◆ What you are asked to do
Print each entry below precisely as it reads.

- - - -

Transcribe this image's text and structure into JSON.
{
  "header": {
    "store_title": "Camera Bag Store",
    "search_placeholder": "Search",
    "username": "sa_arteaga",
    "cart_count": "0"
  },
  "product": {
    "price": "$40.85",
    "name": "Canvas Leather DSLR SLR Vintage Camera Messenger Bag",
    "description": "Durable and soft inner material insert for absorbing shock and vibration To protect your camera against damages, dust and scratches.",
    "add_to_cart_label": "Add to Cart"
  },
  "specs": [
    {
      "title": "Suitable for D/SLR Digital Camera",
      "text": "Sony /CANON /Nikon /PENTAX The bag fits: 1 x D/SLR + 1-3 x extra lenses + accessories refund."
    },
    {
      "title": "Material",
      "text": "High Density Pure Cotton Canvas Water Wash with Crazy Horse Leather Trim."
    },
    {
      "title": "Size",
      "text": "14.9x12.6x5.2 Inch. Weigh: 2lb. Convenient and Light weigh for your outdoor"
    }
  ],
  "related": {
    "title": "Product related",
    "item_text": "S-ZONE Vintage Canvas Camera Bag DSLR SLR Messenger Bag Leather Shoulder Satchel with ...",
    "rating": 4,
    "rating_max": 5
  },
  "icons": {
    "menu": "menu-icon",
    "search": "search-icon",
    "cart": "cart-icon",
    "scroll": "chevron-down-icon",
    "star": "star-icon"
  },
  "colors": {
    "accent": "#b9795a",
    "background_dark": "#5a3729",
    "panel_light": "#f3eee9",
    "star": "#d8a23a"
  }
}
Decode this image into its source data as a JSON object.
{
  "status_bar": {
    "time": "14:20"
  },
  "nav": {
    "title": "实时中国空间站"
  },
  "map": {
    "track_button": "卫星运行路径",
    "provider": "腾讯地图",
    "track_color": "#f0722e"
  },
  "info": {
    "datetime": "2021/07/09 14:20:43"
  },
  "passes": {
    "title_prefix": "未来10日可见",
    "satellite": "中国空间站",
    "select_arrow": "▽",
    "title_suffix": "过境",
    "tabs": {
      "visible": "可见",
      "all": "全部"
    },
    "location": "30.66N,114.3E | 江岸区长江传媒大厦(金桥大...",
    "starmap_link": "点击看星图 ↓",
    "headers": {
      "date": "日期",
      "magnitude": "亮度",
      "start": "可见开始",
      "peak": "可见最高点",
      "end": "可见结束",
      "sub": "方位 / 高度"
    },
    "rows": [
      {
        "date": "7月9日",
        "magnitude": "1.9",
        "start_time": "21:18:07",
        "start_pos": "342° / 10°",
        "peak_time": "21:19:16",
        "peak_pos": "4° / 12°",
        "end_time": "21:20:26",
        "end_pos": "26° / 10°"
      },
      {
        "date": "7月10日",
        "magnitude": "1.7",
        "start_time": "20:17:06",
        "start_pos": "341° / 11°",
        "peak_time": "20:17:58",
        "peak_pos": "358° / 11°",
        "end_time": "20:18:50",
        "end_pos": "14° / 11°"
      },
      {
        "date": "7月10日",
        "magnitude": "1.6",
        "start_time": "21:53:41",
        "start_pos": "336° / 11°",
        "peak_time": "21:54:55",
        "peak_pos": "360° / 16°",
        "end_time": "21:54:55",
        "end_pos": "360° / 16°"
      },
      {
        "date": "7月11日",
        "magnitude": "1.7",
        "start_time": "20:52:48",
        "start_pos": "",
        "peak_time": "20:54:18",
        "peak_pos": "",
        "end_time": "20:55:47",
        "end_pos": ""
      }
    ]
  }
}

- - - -

◆ Completed exercise
Transcribe this image's text and structure into JSON.
{
  "header": {
    "store_title": "Camera Bag Store",
    "search_placeholder": "Search",
    "username": "sa_arteaga",
    "cart_count": "0"
  },
  "product": {
    "price": "$40.85",
    "name": "Canvas Leather DSLR SLR Vintage Camera Messenger Bag",
    "description": "Durable and soft inner material insert for absorbing shock and vibration To protect your camera against damages, dust and scratches.",
    "add_to_cart_label": "Add to Cart"
  },
  "specs": [
    {
      "title": "Suitable for D/SLR Digital Camera",
      "text": "Sony /CANON /Nikon /PENTAX The bag fits: 1 x D/SLR + 1-3 x extra lenses + accessories refund."
    },
    {
      "title": "Material",
      "text": "High Density Pure Cotton Canvas Water Wash with Crazy Horse Leather Trim."
    },
    {
      "title": "Size",
      "text": "14.9x12.6x5.2 Inch. Weigh: 2lb. Convenient and Light weigh for your outdoor"
    }
  ],
  "related": {
    "title": "Product related",
    "item_text": "S-ZONE Vintage Canvas Camera Bag DSLR SLR Messenger Bag Leather Shoulder Satchel with ...",
    "rating": 4,
    "rating_max": 5
  },
  "icons": {
    "menu": "menu-icon",
    "search": "search-icon",
    "cart": "cart-icon",
    "scroll": "chevron-down-icon",
    "star": "star-icon"
  },
  "colors": {
    "accent": "#b9795a",
    "background_dark": "#5a3729",
    "panel_light": "#f3eee9",
    "star": "#d8a23a"
  }
}
Decode this image into its source data as a JSON object.
{
  "status_bar": {
    "time": "14:20"
  },
  "nav": {
    "title": "实时中国空间站"
  },
  "map": {
    "track_button": "卫星运行路径",
    "provider": "腾讯地图",
    "track_color": "#f0722e"
  },
  "info": {
    "datetime": "2021/07/09 14:20:43"
  },
  "passes": {
    "title_prefix": "未来10日可见",
    "satellite": "中国空间站",
    "select_arrow": "▽",
    "title_suffix": "过境",
    "tabs": {
      "visible": "可见",
      "all": "全部"
    },
    "location": "30.66N,114.3E | 江岸区长江传媒大厦(金桥大...",
    "starmap_link": "点击看星图 ↓",
    "headers": {
      "date": "日期",
      "magnitude": "亮度",
      "start": "可见开始",
      "peak": "可见最高点",
      "end": "可见结束",
      "sub": "方位 / 高度"
    },
    "rows": [
      {
        "date": "7月9日",
        "magnitude": "1.9",
        "start_time": "21:18:07",
        "start_pos": "342° / 10°",
        "peak_time": "21:19:16",
        "peak_pos": "4° / 12°",
        "end_time": "21:20:26",
        "end_pos": "26° / 10°"
      },
      {
        "date": "7月10日",
        "magnitude": "1.7",
        "start_time": "20:17:06",
        "start_pos": "341° / 11°",
        "peak_time": "20:17:58",
        "peak_pos": "358° / 11°",
        "end_time": "20:18:50",
        "end_pos": "14° / 11°"
      },
      {
        "date": "7月10日",
        "magnitude": "1.6",
        "start_time": "21:53:41",
        "start_pos": "336° / 11°",
        "peak_time": "21:54:55",
        "peak_pos": "360° / 16°",
        "end_time": "21:54:55",
        "end_pos": "360° / 16°"
      },
      {
        "date": "7月11日",
        "magnitude": "1.7",
        "start_time": "20:52:48",
        "start_pos": "",
        "peak_time": "20:54:18",
        "peak_pos": "",
        "end_time": "20:55:47",
        "end_pos": ""
      }
    ]
  }
}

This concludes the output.